The need of personality tests and psychological evaluations will crackdown the rise of “narcissism” among clergymen.
The director of the church’s Ministry Division, Julian Hubbard, stated that the tests could also be a “useful tool in helping candidates grow in self-awareness”.
Though various tests like group discussions, questionnaire, written and oral exercises are already in use for the assessments by Church of England.
Hubbard reiterated that there is need for more vetting of clergymen, especially with the controversy of sexual abuse of minors by clergymen.
He added that: “This has been given added focus by the Independent Inquiry into Child Sexual Abuse and the requirement to provide greater assurance on the effectiveness of the selection process. So we are examining its potential as a means to identify candidates who might pose a risk to others,”

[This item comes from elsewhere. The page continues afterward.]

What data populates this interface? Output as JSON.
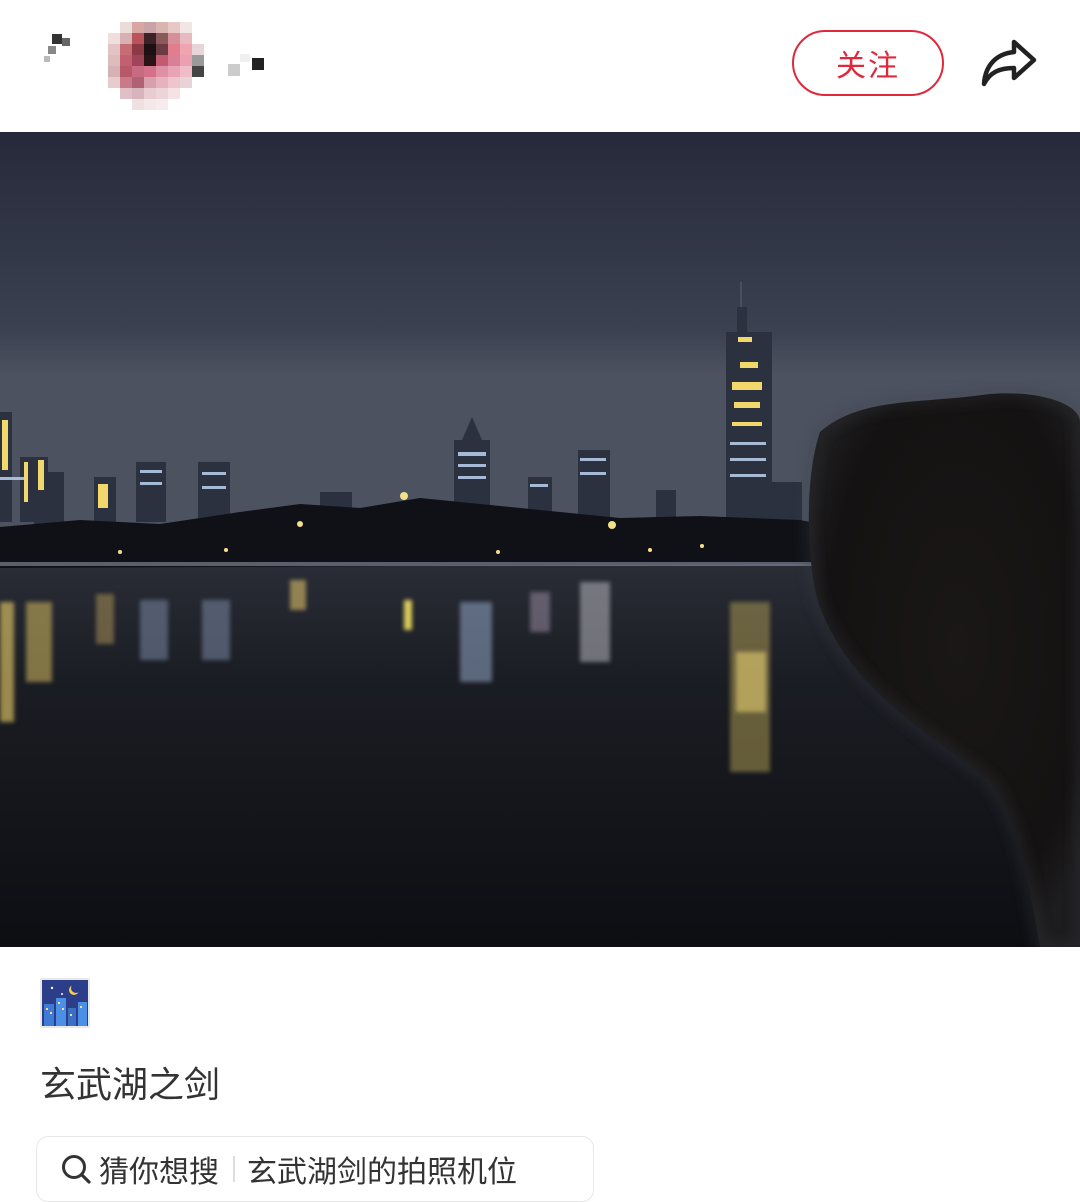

“But this is not only about safeguarding,” Hubbard added. “It is vital to use all means available to find people with the right skills and aptitudes for this unique, but very challenging, calling.”
The Telegraph reported that clergy are in positions of power, which has made some of them to misuse it, making narcissism as one of the biggest red flags in the church.

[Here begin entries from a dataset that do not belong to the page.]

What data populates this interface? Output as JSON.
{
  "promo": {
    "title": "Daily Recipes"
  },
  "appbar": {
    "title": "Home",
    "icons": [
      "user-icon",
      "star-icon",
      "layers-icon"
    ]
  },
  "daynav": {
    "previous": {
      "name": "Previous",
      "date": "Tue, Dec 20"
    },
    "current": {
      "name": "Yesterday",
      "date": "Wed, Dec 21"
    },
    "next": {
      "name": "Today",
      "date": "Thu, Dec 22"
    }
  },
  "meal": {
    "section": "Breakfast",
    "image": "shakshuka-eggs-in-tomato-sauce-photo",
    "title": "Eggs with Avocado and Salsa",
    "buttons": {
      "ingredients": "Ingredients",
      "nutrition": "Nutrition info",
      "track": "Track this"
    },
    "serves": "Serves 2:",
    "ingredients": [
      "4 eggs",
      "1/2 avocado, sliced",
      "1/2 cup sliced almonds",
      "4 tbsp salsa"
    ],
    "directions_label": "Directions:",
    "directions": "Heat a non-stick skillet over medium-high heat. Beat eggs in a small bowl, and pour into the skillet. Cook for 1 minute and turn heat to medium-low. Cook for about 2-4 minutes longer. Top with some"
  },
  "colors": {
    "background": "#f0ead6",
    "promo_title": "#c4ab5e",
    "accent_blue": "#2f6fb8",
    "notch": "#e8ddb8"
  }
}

Over 30% of clergy in Canada Protestant Churches met the criteria for Narcissistic Personality Disorder, according to a book Let Us Prey: The Plague of Narcissist Pastors and What We Can Do about It, a book by North American researchers R. Glenn Ball and Darrell Puls.
Mark Vernon, a psychotherapist and former Church of England priest, said narcissists are attracted to power, adding that Church leaders in the U.K. want to make sure narcissism isn’t allowed to spread in their country either.
“The church offers a particular route which would appeal to some who like the entitlement – you’re called a reverend, you sit in high places, you wear special clothes, you’re seen as authoritative, you have captive audiences, you’re spiritually elite – whatever it might be, people get drawn to that way of trying to cope with that sense of self-dissatisfaction,” he told The Telegraph.